### GIVEN DATA
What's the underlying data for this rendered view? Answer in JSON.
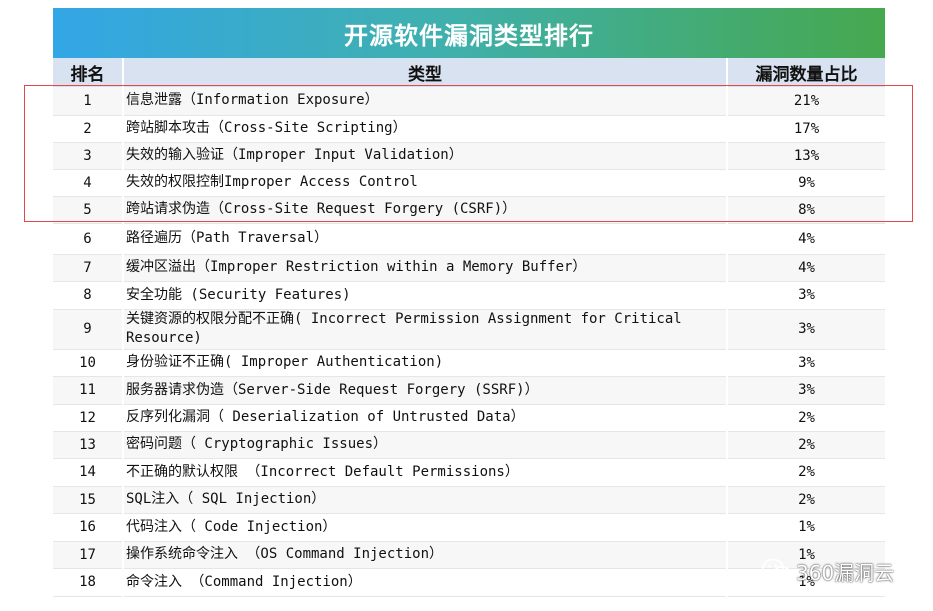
{
  "title": "开源软件漏洞类型排行",
  "headers": {
    "rank": "排名",
    "type": "类型",
    "share": "漏洞数量占比"
  },
  "rows": [
    {
      "rank": "1",
      "type": "信息泄露（Information Exposure）",
      "share": "21%"
    },
    {
      "rank": "2",
      "type": "跨站脚本攻击（Cross-Site Scripting）",
      "share": "17%"
    },
    {
      "rank": "3",
      "type": "失效的输入验证（Improper Input Validation）",
      "share": "13%"
    },
    {
      "rank": "4",
      "type": "失效的权限控制Improper Access Control",
      "share": "9%"
    },
    {
      "rank": "5",
      "type": "跨站请求伪造（Cross-Site Request Forgery (CSRF)）",
      "share": "8%"
    },
    {
      "rank": "6",
      "type": "路径遍历（Path Traversal）",
      "share": "4%"
    },
    {
      "rank": "7",
      "type": "缓冲区溢出（Improper Restriction within a Memory Buffer）",
      "share": "4%"
    },
    {
      "rank": "8",
      "type": "安全功能 (Security Features)",
      "share": "3%"
    },
    {
      "rank": "9",
      "type": "关键资源的权限分配不正确( Incorrect Permission Assignment for Critical Resource)",
      "share": "3%"
    },
    {
      "rank": "10",
      "type": "身份验证不正确( Improper Authentication)",
      "share": "3%"
    },
    {
      "rank": "11",
      "type": "服务器请求伪造（Server-Side Request Forgery (SSRF)）",
      "share": "3%"
    },
    {
      "rank": "12",
      "type": "反序列化漏洞（ Deserialization of Untrusted Data）",
      "share": "2%"
    },
    {
      "rank": "13",
      "type": "密码问题（ Cryptographic Issues）",
      "share": "2%"
    },
    {
      "rank": "14",
      "type": "不正确的默认权限 （Incorrect Default Permissions）",
      "share": "2%"
    },
    {
      "rank": "15",
      "type": "SQL注入（ SQL Injection）",
      "share": "2%"
    },
    {
      "rank": "16",
      "type": "代码注入（ Code Injection）",
      "share": "1%"
    },
    {
      "rank": "17",
      "type": "操作系统命令注入 （OS Command Injection）",
      "share": "1%"
    },
    {
      "rank": "18",
      "type": "命令注入 （Command Injection）",
      "share": "1%"
    }
  ],
  "watermark": {
    "text": "360漏洞云",
    "icon": "wechat-icon"
  },
  "colors": {
    "title_start": "#33a6e6",
    "title_end": "#46a84e",
    "header_bg": "#d9e2f1",
    "highlight": "#e2474b"
  }
}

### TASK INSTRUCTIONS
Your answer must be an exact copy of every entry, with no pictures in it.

### WRITTEN SOLUTION
What's the underlying data for this rendered view? Answer in JSON.
{
  "title": "开源软件漏洞类型排行",
  "headers": {
    "rank": "排名",
    "type": "类型",
    "share": "漏洞数量占比"
  },
  "rows": [
    {
      "rank": "1",
      "type": "信息泄露（Information Exposure）",
      "share": "21%"
    },
    {
      "rank": "2",
      "type": "跨站脚本攻击（Cross-Site Scripting）",
      "share": "17%"
    },
    {
      "rank": "3",
      "type": "失效的输入验证（Improper Input Validation）",
      "share": "13%"
    },
    {
      "rank": "4",
      "type": "失效的权限控制Improper Access Control",
      "share": "9%"
    },
    {
      "rank": "5",
      "type": "跨站请求伪造（Cross-Site Request Forgery (CSRF)）",
      "share": "8%"
    },
    {
      "rank": "6",
      "type": "路径遍历（Path Traversal）",
      "share": "4%"
    },
    {
      "rank": "7",
      "type": "缓冲区溢出（Improper Restriction within a Memory Buffer）",
      "share": "4%"
    },
    {
      "rank": "8",
      "type": "安全功能 (Security Features)",
      "share": "3%"
    },
    {
      "rank": "9",
      "type": "关键资源的权限分配不正确( Incorrect Permission Assignment for Critical Resource)",
      "share": "3%"
    },
    {
      "rank": "10",
      "type": "身份验证不正确( Improper Authentication)",
      "share": "3%"
    },
    {
      "rank": "11",
      "type": "服务器请求伪造（Server-Side Request Forgery (SSRF)）",
      "share": "3%"
    },
    {
      "rank": "12",
      "type": "反序列化漏洞（ Deserialization of Untrusted Data）",
      "share": "2%"
    },
    {
      "rank": "13",
      "type": "密码问题（ Cryptographic Issues）",
      "share": "2%"
    },
    {
      "rank": "14",
      "type": "不正确的默认权限 （Incorrect Default Permissions）",
      "share": "2%"
    },
    {
      "rank": "15",
      "type": "SQL注入（ SQL Injection）",
      "share": "2%"
    },
    {
      "rank": "16",
      "type": "代码注入（ Code Injection）",
      "share": "1%"
    },
    {
      "rank": "17",
      "type": "操作系统命令注入 （OS Command Injection）",
      "share": "1%"
    },
    {
      "rank": "18",
      "type": "命令注入 （Command Injection）",
      "share": "1%"
    }
  ],
  "watermark": {
    "text": "360漏洞云",
    "icon": "wechat-icon"
  },
  "colors": {
    "title_start": "#33a6e6",
    "title_end": "#46a84e",
    "header_bg": "#d9e2f1",
    "highlight": "#e2474b"
  }
}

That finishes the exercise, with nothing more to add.